The phrase “Experience is the Best Teacher” is very accurate to anyone who has suffered pain from touching something hot or bumping into something due to lack of paying attention. Once you experience the occurrence you try not to repeat it again. On the other hand, if you took a risk and went on a hot air balloon or simply tried a new restaurant with different food and you really had a wonderful and pleasurable (time) experience, you want to go back and do it again and again and again, depending on the reward or pleasure. Isn’t this the same reason you can’t get kids to let go of something that they enjoy? You get into a tug of war (conflict) — I’m not going to go there —except to say this is why there is a protocol to the “Show”. It has a defined beginning and defined end. The motivation is gone when the “Show” is over. Even the design of the room helps set limits for the individual experience.
You cannot relate to experience by a “cognitive” process. Experience ties “feelings/emotions” to an event, and the event is accompanied by a “sensory-motor” array of input to the brain (sights, smell, taste, sound, as well as it coming into the brain at different strengths or intensities, etc.). When combined, it creates a memory…
This memory can be positive, negative or neutral. I like to think of memories as being on the Richter Scale. You know, the one they use for Earthquakes. Only this time, the rating can go from negative (-10) to a positive, (+10) with zero (0) being neutral. The brain has different pathways or routes depending on the positive or negative rating. If the memory has been a positive 10 on the scale, it produces awesome pleasure and we want to repeat that “feeling”, and therefore the event. On the other hand, if it is a negative 10 the memory made is awful; one that we do not want to repeat or relive. The brain path or route is different and can cause stress, anxiety, anger and a cascade of other behavioral health issues. The event or experience may have been such a traumatic one that the negative memory formed is looped and experienced over and over again, for example causing PTSD.

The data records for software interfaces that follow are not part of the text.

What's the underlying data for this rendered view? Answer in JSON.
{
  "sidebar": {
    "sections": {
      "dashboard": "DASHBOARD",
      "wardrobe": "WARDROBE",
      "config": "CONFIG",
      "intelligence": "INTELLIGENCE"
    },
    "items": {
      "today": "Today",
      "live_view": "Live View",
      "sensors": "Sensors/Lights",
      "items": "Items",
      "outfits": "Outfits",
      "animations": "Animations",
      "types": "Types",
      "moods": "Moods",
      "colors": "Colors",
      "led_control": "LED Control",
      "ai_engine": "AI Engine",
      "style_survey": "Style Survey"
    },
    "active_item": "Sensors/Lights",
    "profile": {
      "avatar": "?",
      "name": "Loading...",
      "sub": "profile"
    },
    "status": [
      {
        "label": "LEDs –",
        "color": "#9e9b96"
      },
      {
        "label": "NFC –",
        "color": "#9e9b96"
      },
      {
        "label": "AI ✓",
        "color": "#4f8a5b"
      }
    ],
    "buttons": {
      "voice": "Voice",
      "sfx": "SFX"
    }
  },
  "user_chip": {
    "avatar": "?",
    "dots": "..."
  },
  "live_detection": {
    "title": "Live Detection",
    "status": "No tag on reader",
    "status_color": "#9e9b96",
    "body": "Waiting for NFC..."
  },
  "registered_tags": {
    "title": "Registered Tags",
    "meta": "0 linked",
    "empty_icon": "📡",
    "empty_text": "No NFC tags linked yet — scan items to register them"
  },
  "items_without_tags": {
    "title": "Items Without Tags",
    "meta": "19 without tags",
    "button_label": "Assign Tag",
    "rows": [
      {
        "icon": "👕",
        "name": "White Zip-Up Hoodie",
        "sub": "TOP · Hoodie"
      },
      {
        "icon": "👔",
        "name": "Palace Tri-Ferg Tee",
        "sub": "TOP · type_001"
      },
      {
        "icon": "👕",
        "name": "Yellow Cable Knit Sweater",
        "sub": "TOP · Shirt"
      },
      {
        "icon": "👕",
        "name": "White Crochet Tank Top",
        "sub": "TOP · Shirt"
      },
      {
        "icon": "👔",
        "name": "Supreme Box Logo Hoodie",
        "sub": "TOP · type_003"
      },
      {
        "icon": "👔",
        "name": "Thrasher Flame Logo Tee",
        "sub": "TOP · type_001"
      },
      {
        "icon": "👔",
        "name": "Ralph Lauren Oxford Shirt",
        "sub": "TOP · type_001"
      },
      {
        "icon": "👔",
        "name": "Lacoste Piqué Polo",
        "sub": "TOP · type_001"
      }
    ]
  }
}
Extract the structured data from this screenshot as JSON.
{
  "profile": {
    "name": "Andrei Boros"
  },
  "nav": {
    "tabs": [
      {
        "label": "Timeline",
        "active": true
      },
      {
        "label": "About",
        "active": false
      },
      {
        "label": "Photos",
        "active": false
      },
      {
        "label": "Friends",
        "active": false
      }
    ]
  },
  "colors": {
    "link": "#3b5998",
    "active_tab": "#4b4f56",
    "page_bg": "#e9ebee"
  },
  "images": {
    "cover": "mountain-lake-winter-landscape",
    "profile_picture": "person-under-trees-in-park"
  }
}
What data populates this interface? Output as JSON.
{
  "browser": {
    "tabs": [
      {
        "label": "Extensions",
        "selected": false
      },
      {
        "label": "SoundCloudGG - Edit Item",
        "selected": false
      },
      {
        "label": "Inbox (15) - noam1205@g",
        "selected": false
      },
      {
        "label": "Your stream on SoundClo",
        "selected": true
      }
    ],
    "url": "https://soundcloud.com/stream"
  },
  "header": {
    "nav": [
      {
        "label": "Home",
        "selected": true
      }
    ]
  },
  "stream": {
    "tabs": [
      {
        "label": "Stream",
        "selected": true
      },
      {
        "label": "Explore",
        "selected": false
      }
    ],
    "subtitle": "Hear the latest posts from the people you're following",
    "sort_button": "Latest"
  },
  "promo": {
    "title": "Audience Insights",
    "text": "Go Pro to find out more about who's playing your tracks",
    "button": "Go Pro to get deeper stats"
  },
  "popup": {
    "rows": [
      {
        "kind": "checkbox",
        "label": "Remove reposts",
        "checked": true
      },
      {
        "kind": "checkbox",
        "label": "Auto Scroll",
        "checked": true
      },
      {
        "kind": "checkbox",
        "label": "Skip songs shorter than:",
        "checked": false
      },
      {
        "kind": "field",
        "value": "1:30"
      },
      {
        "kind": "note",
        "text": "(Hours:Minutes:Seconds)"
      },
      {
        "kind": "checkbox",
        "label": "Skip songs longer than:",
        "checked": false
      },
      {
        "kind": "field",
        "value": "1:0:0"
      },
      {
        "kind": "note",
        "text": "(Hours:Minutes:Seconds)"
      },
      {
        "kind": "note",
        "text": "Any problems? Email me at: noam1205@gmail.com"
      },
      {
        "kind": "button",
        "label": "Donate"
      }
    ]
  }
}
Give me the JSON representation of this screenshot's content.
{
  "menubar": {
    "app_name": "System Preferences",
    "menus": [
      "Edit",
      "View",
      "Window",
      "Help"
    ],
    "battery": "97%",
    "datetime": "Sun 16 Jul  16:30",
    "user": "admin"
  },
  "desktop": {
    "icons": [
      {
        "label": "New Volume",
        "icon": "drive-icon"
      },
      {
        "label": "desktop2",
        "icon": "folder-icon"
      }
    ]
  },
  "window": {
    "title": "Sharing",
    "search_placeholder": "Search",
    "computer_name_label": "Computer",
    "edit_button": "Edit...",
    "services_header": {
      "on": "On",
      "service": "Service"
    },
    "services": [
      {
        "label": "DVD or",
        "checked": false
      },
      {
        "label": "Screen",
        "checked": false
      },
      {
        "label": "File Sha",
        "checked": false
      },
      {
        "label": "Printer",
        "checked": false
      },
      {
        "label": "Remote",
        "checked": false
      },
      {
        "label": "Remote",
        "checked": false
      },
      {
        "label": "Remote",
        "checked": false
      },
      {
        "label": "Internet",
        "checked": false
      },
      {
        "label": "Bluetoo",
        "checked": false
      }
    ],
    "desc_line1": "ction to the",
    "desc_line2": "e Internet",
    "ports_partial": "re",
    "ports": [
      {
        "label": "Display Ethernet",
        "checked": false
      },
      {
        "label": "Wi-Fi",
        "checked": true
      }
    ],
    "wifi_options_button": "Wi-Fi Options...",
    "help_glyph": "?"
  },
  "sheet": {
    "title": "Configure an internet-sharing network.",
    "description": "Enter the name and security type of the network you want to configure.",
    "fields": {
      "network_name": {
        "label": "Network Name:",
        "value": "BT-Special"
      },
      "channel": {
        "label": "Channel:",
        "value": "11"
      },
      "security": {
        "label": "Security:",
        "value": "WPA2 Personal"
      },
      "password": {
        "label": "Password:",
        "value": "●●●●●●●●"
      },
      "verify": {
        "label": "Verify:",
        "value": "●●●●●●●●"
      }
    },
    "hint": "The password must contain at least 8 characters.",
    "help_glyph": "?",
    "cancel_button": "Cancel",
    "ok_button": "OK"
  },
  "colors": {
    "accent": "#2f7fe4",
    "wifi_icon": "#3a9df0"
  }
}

I apologize for over-simplifying this, but the more folks can take this information away to help others, the better off we will all be.
Here is one more example that “experience” is not a cognitive process: Let’s say you try and tell a story of something funny that happened to you to someone else. After your story, you look up at the other person’s confused facial expression and you say “Oh, I guess you had to be there”. The person listening to you can’t get it; they were not there and didn’t feel the emotions and sensations of the event. It was a social experience not shared by the two of you. Ever have to watch someone else’s vacation pictures? How does it feel? I rest my case! So go out and make memories; all you need is a little time…
“We’re never so vulnerable than when we trust someone – but paradoxically, if we cannot trust, neither can we find love or joy.”
― Walter Anderson
*1 McGill University. “The secret of empathy: Stress from the presence of strangers prevents empathy, in both mice and humans.” Science Daily, 15 January 2015 www.sciencedaily.com/releases/2015/01/150115122005.htm.
©LMessbauer started 10/14 finished 4/15